The DEIR is also negligent in assessing the new impacts of ride-hailing/ Transportation Network Company (TNC) services like Uber and Lyft. The references in the DEIR on pages IV.D-65 and IV.D-76 are completely inadequate. Their impact can in no way be equated with bicycles in terms of traffic or environmental impact. Their vehicles circle endlessly as they aim to be proximate to the next person who orders their services such as rides and food deliveries. As more office space and more residences are built in the Plan Area, the volume and impacts from these services will increase dramatically.
The DEIR upzones large swaths of Central SoMa. Upzoning of property increases the values of the underlying land, which leads to increased costs for residential and commercial tenancies and increased sale prices. Therefore existing residents or small businesses that are paying less than the new market rate will be forced out.
But the overall issue for the supes is deeper: Should they scrap the existing, out-of-date, area-plan EIR and start the process over again? Or should they accept what it pretty clearly a plan that will make the jobs-housing imbalance in the city much worse – with all the displacement impacts that involves – just because five years ago a flawed EIR was approved?
Kim has always supported increased density in her district, often demanding (and getting) in exchange high levels of affordable housing. The Central Soma Plan sets affordability levels at 33 percent.
But her own progressive constituents aren’t happy here.
SOMCAN’s appeal will finally be heard, it appears, Tuesday/11. The group is encouraging the public to show up and testify; the hearing begins at 3pm in the board chambers.
David Talbot, the author, activist, former Chronicle columnist, and progressive activist will be talking with environmental lawyer Robert F. Kennedy Jr.Wednesday/12.From Talbot:
I obviously have a LOT to talk about with Bobby, whom I’ve known for many years. Among our topics will be Bobby’s remarkably honest and insightful new memoir, American Values: Lessons I Learned from My Family, his recent prison visit with Sirhan B. Sirhan — the man convicted of assassinating his father; why he has come to doubt the official versions of both the JFK and RFK assassinations; and Bobby’s involvement in the recent landmark court decision against chemical giant Monsanto for failing to warn consumers about the carcinogenic dangers of its herbicide Roundup.
I’m sure that Kennedy will have a lot to say about Election 2018, the Trump apocalypse and other burning topics too.

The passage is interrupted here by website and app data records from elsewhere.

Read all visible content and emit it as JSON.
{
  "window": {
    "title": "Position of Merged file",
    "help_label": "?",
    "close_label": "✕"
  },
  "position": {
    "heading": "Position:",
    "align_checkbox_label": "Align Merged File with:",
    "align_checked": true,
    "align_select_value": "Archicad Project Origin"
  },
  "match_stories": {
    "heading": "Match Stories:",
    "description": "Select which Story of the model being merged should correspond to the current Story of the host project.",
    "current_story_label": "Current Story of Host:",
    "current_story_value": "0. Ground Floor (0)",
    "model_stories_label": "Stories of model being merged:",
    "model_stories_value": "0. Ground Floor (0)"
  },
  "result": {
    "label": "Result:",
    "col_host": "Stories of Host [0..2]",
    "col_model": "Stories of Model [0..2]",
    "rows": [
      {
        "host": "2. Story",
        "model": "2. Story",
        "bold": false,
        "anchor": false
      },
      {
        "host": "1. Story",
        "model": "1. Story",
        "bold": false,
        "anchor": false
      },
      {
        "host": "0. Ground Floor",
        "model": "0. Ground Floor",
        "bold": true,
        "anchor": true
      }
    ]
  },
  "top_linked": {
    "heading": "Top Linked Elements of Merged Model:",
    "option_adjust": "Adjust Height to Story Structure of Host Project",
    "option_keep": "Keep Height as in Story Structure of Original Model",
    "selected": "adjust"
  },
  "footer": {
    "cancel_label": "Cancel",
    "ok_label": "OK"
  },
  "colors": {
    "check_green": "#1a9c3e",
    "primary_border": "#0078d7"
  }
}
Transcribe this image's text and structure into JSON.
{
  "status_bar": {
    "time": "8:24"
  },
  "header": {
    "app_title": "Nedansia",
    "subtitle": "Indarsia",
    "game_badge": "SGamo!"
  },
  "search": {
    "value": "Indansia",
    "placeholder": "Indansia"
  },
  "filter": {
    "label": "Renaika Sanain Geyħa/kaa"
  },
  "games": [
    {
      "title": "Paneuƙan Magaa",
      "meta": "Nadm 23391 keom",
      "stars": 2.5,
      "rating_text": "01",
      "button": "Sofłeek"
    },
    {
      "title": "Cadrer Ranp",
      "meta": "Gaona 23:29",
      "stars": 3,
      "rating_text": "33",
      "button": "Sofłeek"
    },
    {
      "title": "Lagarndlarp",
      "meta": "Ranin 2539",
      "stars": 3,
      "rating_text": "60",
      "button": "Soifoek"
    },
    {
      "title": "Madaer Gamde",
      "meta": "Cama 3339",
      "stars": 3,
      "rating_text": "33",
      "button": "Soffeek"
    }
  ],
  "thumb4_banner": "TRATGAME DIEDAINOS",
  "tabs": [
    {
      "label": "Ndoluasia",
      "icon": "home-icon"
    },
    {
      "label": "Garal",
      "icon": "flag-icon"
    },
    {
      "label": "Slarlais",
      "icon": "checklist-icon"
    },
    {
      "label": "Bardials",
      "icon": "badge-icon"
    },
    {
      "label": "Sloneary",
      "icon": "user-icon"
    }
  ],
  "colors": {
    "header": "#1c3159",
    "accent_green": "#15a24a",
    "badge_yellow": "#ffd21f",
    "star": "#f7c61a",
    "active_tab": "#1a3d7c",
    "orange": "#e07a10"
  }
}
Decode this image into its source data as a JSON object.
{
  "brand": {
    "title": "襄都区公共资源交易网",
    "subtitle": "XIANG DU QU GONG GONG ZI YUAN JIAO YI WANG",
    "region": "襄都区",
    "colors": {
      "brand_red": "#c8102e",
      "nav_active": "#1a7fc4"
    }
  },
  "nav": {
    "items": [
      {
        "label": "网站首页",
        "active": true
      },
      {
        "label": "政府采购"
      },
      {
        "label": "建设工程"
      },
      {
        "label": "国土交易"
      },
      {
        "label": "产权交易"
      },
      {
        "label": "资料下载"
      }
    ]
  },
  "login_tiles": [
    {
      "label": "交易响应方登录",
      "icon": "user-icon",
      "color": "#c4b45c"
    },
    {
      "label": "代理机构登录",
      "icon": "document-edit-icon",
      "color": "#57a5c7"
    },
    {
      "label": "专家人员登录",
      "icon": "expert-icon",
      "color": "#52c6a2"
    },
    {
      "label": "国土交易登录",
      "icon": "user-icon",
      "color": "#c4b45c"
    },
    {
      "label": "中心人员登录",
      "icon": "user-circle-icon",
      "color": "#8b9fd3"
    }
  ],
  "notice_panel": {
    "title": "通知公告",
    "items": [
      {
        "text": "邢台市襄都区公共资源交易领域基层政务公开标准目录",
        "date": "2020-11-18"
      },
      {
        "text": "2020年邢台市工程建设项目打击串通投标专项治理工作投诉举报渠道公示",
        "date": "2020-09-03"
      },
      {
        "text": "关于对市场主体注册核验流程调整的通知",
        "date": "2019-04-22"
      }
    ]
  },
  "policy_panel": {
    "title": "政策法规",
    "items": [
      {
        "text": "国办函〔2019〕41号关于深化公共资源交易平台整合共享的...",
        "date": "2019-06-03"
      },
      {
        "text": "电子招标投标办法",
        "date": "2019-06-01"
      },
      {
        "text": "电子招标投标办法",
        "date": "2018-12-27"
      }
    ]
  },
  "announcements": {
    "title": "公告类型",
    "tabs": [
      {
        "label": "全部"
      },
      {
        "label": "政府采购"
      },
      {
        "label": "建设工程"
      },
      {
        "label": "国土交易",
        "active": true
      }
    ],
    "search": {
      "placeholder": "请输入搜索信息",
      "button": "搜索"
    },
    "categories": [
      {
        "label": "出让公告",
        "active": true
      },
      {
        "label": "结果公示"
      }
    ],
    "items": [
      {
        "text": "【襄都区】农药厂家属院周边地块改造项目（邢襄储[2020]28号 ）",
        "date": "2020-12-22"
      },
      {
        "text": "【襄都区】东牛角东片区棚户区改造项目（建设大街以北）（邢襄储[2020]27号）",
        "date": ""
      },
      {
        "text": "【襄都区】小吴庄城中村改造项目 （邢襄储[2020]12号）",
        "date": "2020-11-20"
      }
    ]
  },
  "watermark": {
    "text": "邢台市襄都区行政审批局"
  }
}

You can buy books from both Kennedy and Talbot (I haven’t read the Kennedy book, but The Devil’s Chessboardis really, really good) and hear the discussion starting at 4:30pm.
McRoskey Mattress Factory, 3rd floor loft, 1687 Market Street, San Francisco. Donations $5/Tickets at the door.